  // Increase the age of all sample buffers.
  for (int i = 0; i < AUDIO_DMA_COUNT; i++) {

  // Create the command list.
  int16_t *buffer = audio_buffers[current_buffer];
  s32 cmdlen = 0;
  Acmd *al_start = audio_cmdlist[current_task];
  Acmd *al_end = alAudioFrame(
      al_start, &cmdlen, (s16 *)K0_TO_PHYS(buffer), AUDIO_BUFSZ);
  if (al_end - al_start > AUDIO_CLIST_SIZE) {
    fatal_error("Audio command list overrun\nsize=%td",
                al_end - al_start);

  // Create and sumbit the task.
  struct scheduler_task *task = &audio_tasks[current_task];
  if (cmdlen == 0) {
    // If the task is empty, just zero the buffer.
    // This probably shouldn't happen.
    bzero(buffer, 4 * AUDIO_BUFSZ);
    osWritebackDCache(buffer, 4 * AUDIO_BUFSZ);
  } else {
    task->task = (OSTask){{
        .type = M_AUDTASK,
        .flags = OS_TASK_DP_WAIT,
        .ucode_boot = (u64 *)rspbootTextStart,
        .ucode_boot_size =
            (uintptr_t)rspbootTextEnd - (uintptr_t)rspbootTextStart,
        .ucode_data = (u64 *)aspMainDataStart,
        .ucode_data_size = SP_UCODE_DATA_SIZE,
        .ucode = (u64 *)aspMainTextStart,
        .ucode_size = SP_UCODE_SIZE,
        .dram_stack = NULL,
        .dram_stack_size = 0,
        .data_ptr = (u64 *)al_start,
        .data_size = sizeof(Acmd) * (al_end - al_start),
    osWritebackDCache(al_start, sizeof(Acmd) * (al_end - al_start));
  task->done_queue = queue;
  task->done_mesg = event_pack((struct event_data){
      .type = EVENT_AUDIO,
      .value = audio_taskmask(current_task),
  task->data.audiobuffer = (struct scheduler_audiobuffer){
      .ptr = buffer,
      .size = 4 * AUDIO_BUFSZ,
      .done_queue = queue,
      .done_mesg = event_pack((struct event_data){
          .type = EVENT_AUDIO,
          .value = audio_buffermask(current_buffer),
  scheduler_submit(sc, task);

In my program, the audio command list has 493 commands in it. That seems like a lot! Be sure to make your command buffer large enough.

It works!

The program plays a kazoo fanfare when it launches, and does nothing else.

Audio Demo rev 121 108 kB

Comparison to Sample Programs

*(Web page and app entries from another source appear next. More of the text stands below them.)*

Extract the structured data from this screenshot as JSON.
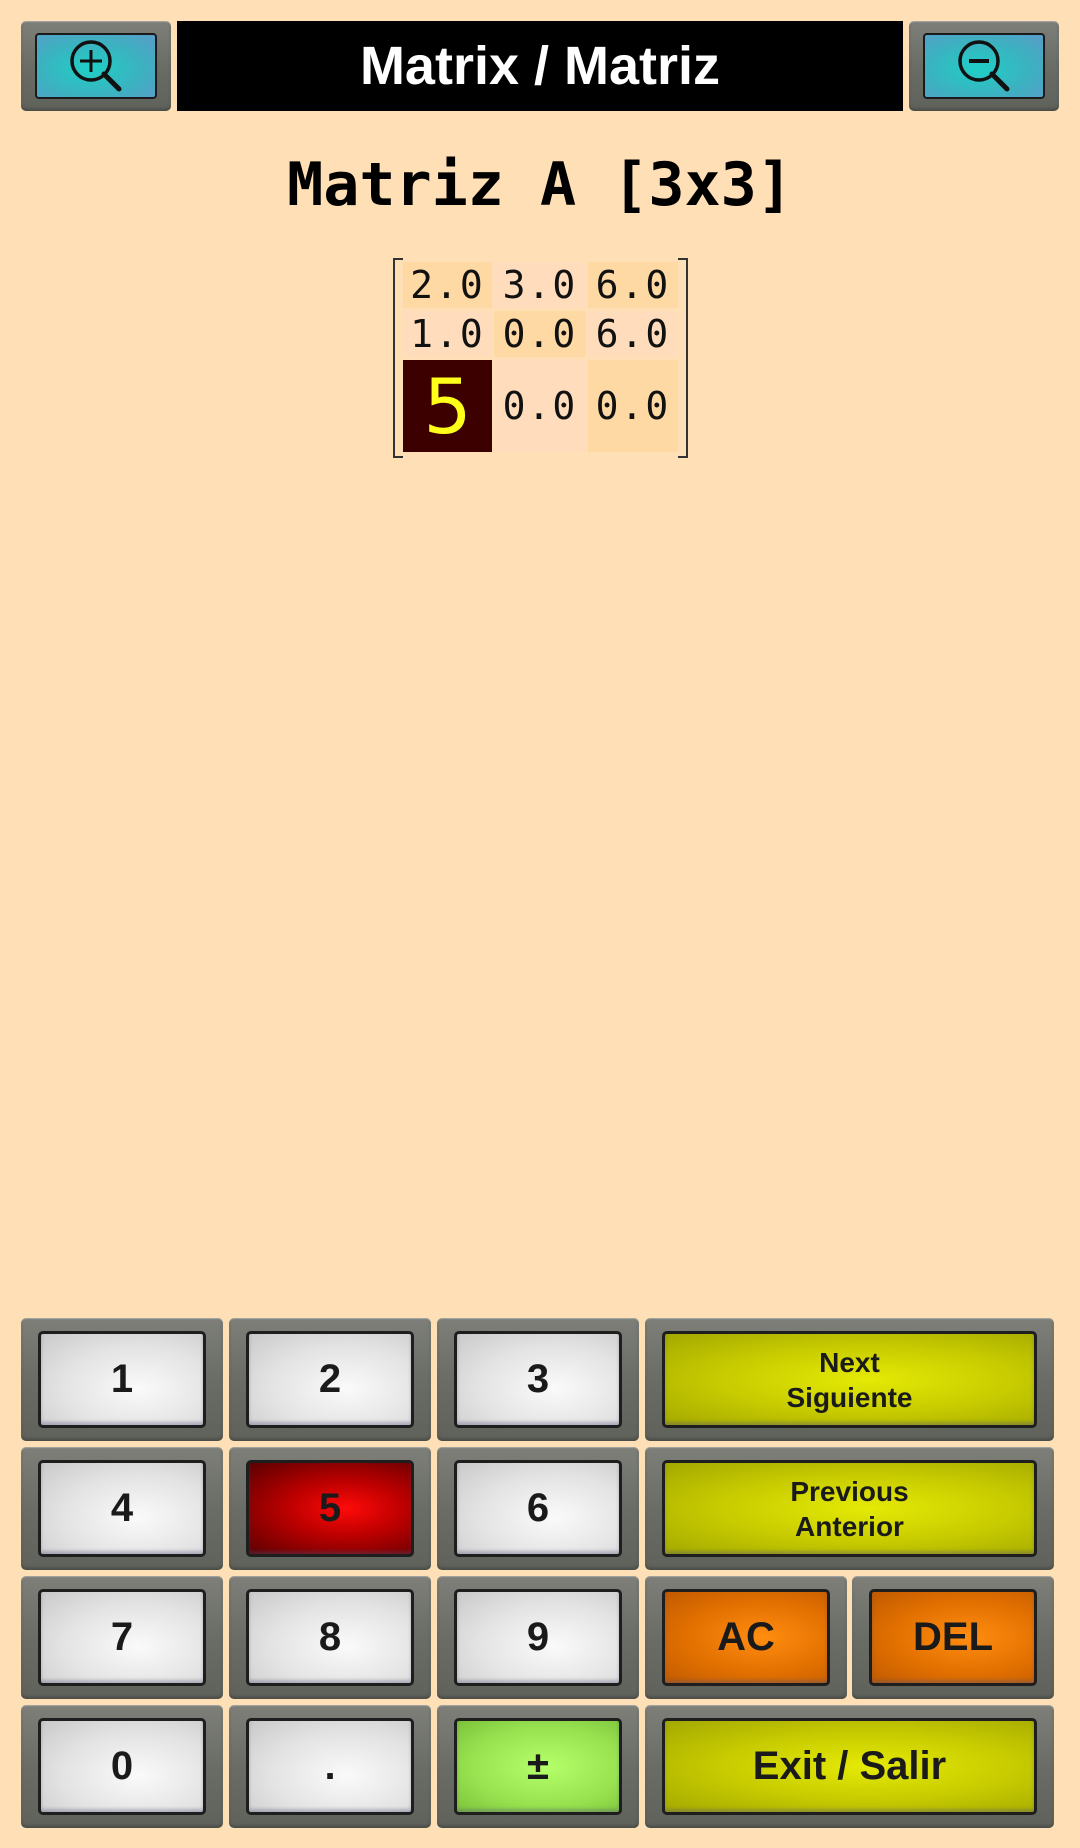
{
  "header": {
    "title": "Matrix / Matriz",
    "zoom_in_icon": "zoom-in-icon",
    "zoom_out_icon": "zoom-out-icon"
  },
  "matrix": {
    "heading": "Matriz A [3x3]",
    "rows": [
      [
        "2.0",
        "3.0",
        "6.0"
      ],
      [
        "1.0",
        "0.0",
        "6.0"
      ],
      [
        "5",
        "0.0",
        "0.0"
      ]
    ],
    "active_cell": {
      "row": 3,
      "col": 1,
      "value": "5"
    }
  },
  "keypad": {
    "keys": {
      "k1": "1",
      "k2": "2",
      "k3": "3",
      "k4": "4",
      "k5": "5",
      "k6": "6",
      "k7": "7",
      "k8": "8",
      "k9": "9",
      "k0": "0",
      "dot": ".",
      "sign": "±"
    },
    "next": {
      "line1": "Next",
      "line2": "Siguiente"
    },
    "previous": {
      "line1": "Previous",
      "line2": "Anterior"
    },
    "ac": "AC",
    "del": "DEL",
    "exit": "Exit / Salir",
    "pressed_key": "5"
  },
  "colors": {
    "background": "#ffdfb5",
    "title_bar": "#000000",
    "active_cell_bg": "#3d0000",
    "active_cell_text": "#ffff1a",
    "pressed_key": "#d00000",
    "nav_keys": "#c8cc00",
    "clear_keys": "#e27000",
    "sign_key": "#98e250",
    "zoom_buttons": "#3bb2c0"
  }
}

The sample programs that come with the Nintendo 64 SDK use a linked list of DMA buffers and keep the list sorted in order by ROM address. To me, this seems like some unnecessary complexity. A linear scan through the DMA buffers should be quite fast—after all, the VR4300 does have a data cache, and the DMA buffer metadata is smaller than a cache line.